Resolutions for Restoration


Welcome back to the Running Mind Blog and Happy 2017! It is nice to reflect on the year and see how far we have come, or how much we have done, in just 365 days. I spent my New Years in Puerto Rico with my family and felt so much gratitude that we could be together. My boyfriend, Mike, also proposed to me on the beach at sunset, so romantic! I hope all of you had an anxiety-free holiday!

This is such an exciting time, yet I noticed I still really focus on stressors that don’t deserve so much of my energy. I was having some work stress because I am transitioning from nanny to full time yoga teacher and personal trainer/part time student can feel so chaotic, but I realized it really doesn’t have to. When we let our thoughts take over, feelings of helplessness sweep in and the situation continues to worsen in our minds, even though it hasn’t changed. We assign emotions and feelings to neutral events, which eventually cause suffering. I assigned emotions and feelings of anxiety, worthlessness, and weakness to a very normal life event of career transitioning. The event itself is neutral and I made it negative.


In the past, I would have stewed over the situation for weeks, letting my mind run 100 miles per hour and complaining to loved ones about horrible anxiety. Now that I have battled these sorts of behaviors for almost 20 years, I know intervention needs to happen before my physical body takes a beating. So, what did I do? I made a list of everything that defines me in one column: my personality traits, hobbies, loved ones, favorite things, dreams aspirations, and descriptions. In another column I wrote the change that was occurring (losing a stable nanny job and transitioning to become a FT Yoga teacher and wellness coach). This change did not alter or change anything I wrote down in the first column. The anxiety comes from being attached to things that are changing. The truth is that most things continue to change each day, month, year, and if we become attached to them (like a part time job or our body weight) we end up suffering once the change takes (or does not take) place. The exercise I did with the two columns reminds me to focus on the parts of myself that are unchanging: my love for friends and family, my compassionate personality and eagerness to help others, my smile, etc. These things are the essence of me and will always be there.

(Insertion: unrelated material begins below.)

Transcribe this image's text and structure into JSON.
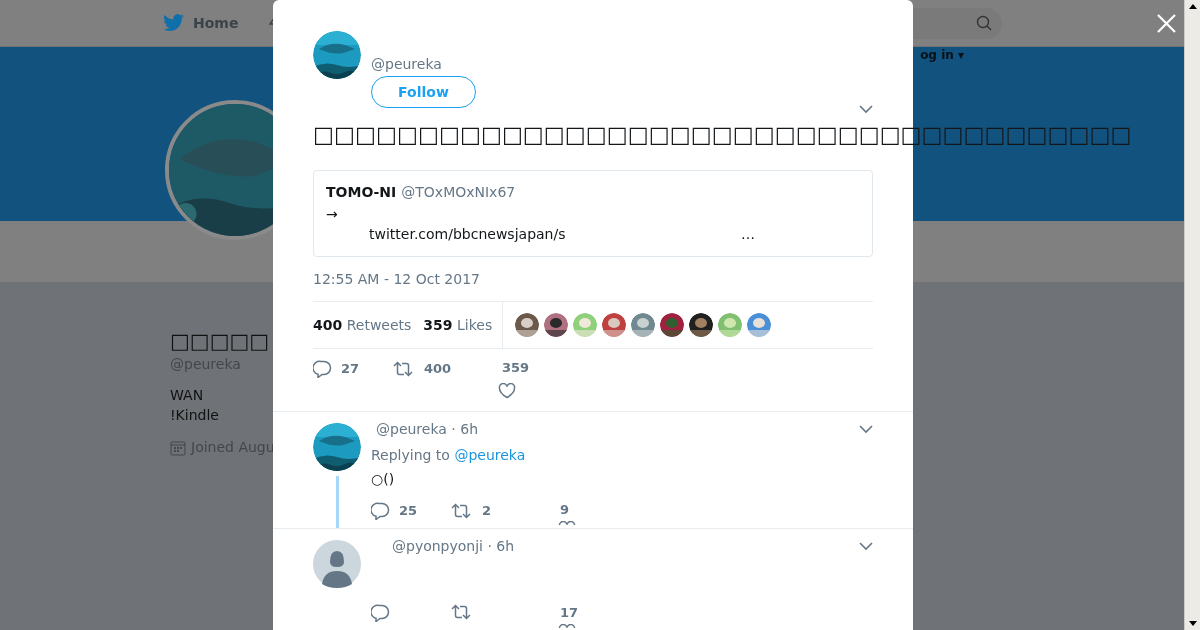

My story is an example of how a New Year’s resolution was formed. Don’t make resolutions so centered on transforming parts of yourself that are changing (if that makes sense). For example, if you want to lose weight for the New Year, maybe instead of just cutting out chocolate, you also decide to work on self-love or journal each day so that your emotions come out on paper. It is okay to have a physical resolution, but having a spiritual principle behind it may really help so that it feels like less of a burden, and more of a goal. If you are really determined and have had trouble in the past, try setting a SMART goal. SMART stands for: Specific, Measurable, Attainable, Realistic, and Timely. If your resolution is to start running again, make a schedule of when you are going to run and for how long. Be honest with yourself and set paces and mileage that you know you can achieve. You can make any goal a SMART goal.

Because resolutions are a starting point to a new year, let’s make the change from being hard on ourselves, to being compassionate with ourselves. This is a time to restore ourselves, not beat ourselves up. This doesn’t mean slack off on your goals, but instead to find some real compassion for yourself while you’re working through these goals, so it feels like less of a demanding pain. You can do this in many different ways, like keeping a gratitude journal to find gratitude for yourself and the small steps you take each day towards the goal. You can also add extra time in your day just for yourself. Pencil yourself in. Remember that the changes we wish to make are neutral to begin with, but we are the ones who assign them positivity or negativity. Let’s keep those vibes positive! Start 2017 off with compassion for yourself and enjoy the process! Set resolutions that RESTORE you because you deserve it!

Peace to all,



(I am all lopsided in this photo because I was standing on a downward sloping cliff!) Be a Warrior not a worrier!